Alison Weir is one of the most famous authors for writing about history and bringing it back to life for the modern day bookworm. She has written about so many historical figures from the Prince’s in the Tower to King Henry VIII, and more recently she has tackled on the challenge of writing about all of King Henry VIII’s wives, all six of them.
Katherine of Aragon: The True Queen, is based on the life of Queen Katherine, the Spanish princess who was the daughter of King Ferdinand and Queen Isabella. She was betrothed to Prince Arthur (King Henry VIII’s older brother) at a very young age, then married him on November 14, 1501 at the Old St. Paul’s Cathedral. They were only married for five months when the sweating sickness swept through the country side and enveloped the both prince and princess. Katherine had survived, however, Arthur had passed away, leaving Katherine a widow. For months Katherine was left to her own devices in a strange and foreign land where she had her servants as friends. Her father and prince Arthur’s father, King Henry VII, were trying to figure out what to do with Princess Katherine, for King Henry VII was afraid to lose the 200,000 ducats that was her dowry. At one point, King Henry VII had proposed of marrying Katherine himself after his own wife had passed, but thankfully King Ferdinand did not want his daughter marrying him. Instead, King Henry VII had proposed the idea of Katherine marrying his youngest son, Henry ( the future king), but had realized that after her mother had died, her “value” was now down. After years of King Henry VII trying to keep his son and Katherine from marrying, the king passed away, leaving his youngest son to ascend the throne. When Henry was crowned King Henry VIII, he had said that he was going to marry Katherine himself, for love and security for the throne for she would bear him sons (only one son survived for 52 days). The couple did have one surviving child, the future Queen Mary (also known as Bloody Mary). After several other failed pregnancies, King Henry VIII’s eyes started to look the other way and found himself in the arms of a young lady of the court by the name of Anne Boleyn. The divorce trials that followed this torrid triangle affair was outstanding and nearly took the world by storm. For Katherine refused to divorce her husband, for she in her own words, “have been your true wife, in every way.” But King Henry VIII was adamant about divorcing Katherine and marrying Anne, for he wished to have sons succeed him on the throne.

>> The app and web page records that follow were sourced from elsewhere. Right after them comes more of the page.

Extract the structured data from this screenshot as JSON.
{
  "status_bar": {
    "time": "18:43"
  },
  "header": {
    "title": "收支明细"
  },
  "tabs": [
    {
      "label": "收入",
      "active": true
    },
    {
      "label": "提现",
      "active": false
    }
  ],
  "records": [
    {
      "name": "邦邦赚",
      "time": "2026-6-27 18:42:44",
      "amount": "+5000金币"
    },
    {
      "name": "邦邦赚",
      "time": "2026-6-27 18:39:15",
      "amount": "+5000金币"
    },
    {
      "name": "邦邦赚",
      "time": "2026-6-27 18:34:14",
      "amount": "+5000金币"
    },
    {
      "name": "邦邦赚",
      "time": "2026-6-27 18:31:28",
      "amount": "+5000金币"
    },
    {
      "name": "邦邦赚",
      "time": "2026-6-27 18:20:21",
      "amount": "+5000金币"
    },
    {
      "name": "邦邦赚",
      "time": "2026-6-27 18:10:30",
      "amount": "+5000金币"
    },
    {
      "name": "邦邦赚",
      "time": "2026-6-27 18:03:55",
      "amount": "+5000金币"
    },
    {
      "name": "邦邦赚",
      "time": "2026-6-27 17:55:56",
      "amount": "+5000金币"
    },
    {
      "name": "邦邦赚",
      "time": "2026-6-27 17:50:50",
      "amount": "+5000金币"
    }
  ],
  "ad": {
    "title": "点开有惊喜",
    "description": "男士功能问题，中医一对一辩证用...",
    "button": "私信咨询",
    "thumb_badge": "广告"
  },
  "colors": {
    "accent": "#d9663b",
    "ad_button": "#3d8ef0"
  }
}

This story follows the entire life of Queen Katherine, and with it being historically accurate and somewhat fictional in certain parts, it is one of the best stories of the 21st century. Queen Katherine has always been my favorite Queen, besides Nefertiti (she was known as a Pharaoh), and this novel does her justice. All of you will truly enjoy this magnificent story.